* Camera -- Allows the app to take pictures and videos with this camera. This permission allows the app to use the camera at any time without your confirmation.
It's so you can use the app's barcode scanning capabilities to scan the barcodes of your rewards cards, or the number on your regular credit/debit card.
* Read your contacts -- Allows the app to read data about your contacts stored on your phone, including the frequency with which you've called, emailed, or communicated in other ways with specific individuals. This permission allows apps to save your contact data, and malicious apps may share contact data without your knowledge.
It's so you can send money to your friends, presumably sorted by who you talk to most frequently.
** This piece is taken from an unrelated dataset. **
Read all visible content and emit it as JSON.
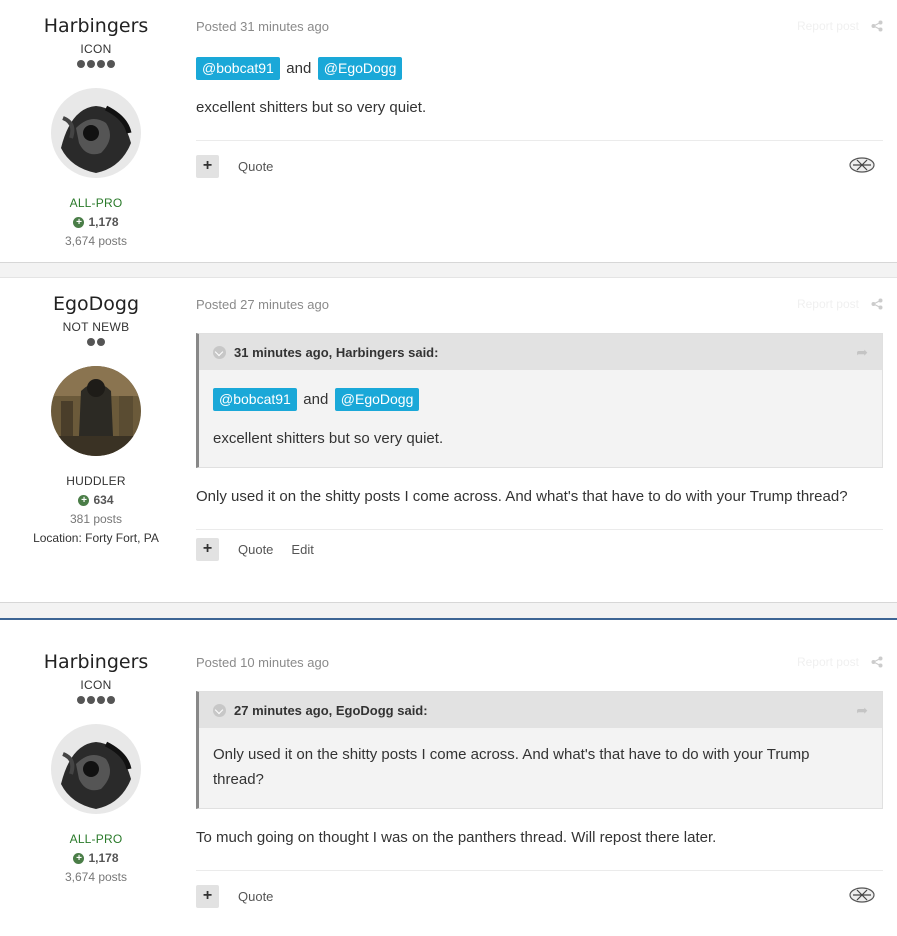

Frankly, for anyone who has used these apps, it should be pretty obvious what these permissions are for. Heck, the second permission should be obvious from just reading the description of the app, and the first permission is heavily implied by the fact that you can, in fact, add such cards from within the app.
Not having used the other 2 apps you mentioned, I can't really say why they need the permissions they need (my guess is the Starbucks app lets you call HQ if you have an issue or something). But they're in control of your money, and all you're concerned about is whether they _might_ make some phone calls you don't want them to make? They _might_ see that you're also running some other apps at the same time? Give me a break. There's nothing particularly nefarious about these permissions, and that Citeworld article is overblowing things as well. "I also wonder if Wallet's slow adoption rate has something to do with these intrusive permissions."? How about, "It's blocked by several major carriers to promote their own payment scheme, which somehow is accepted in even fewer places than the already rarely-accepted Google Wallet"?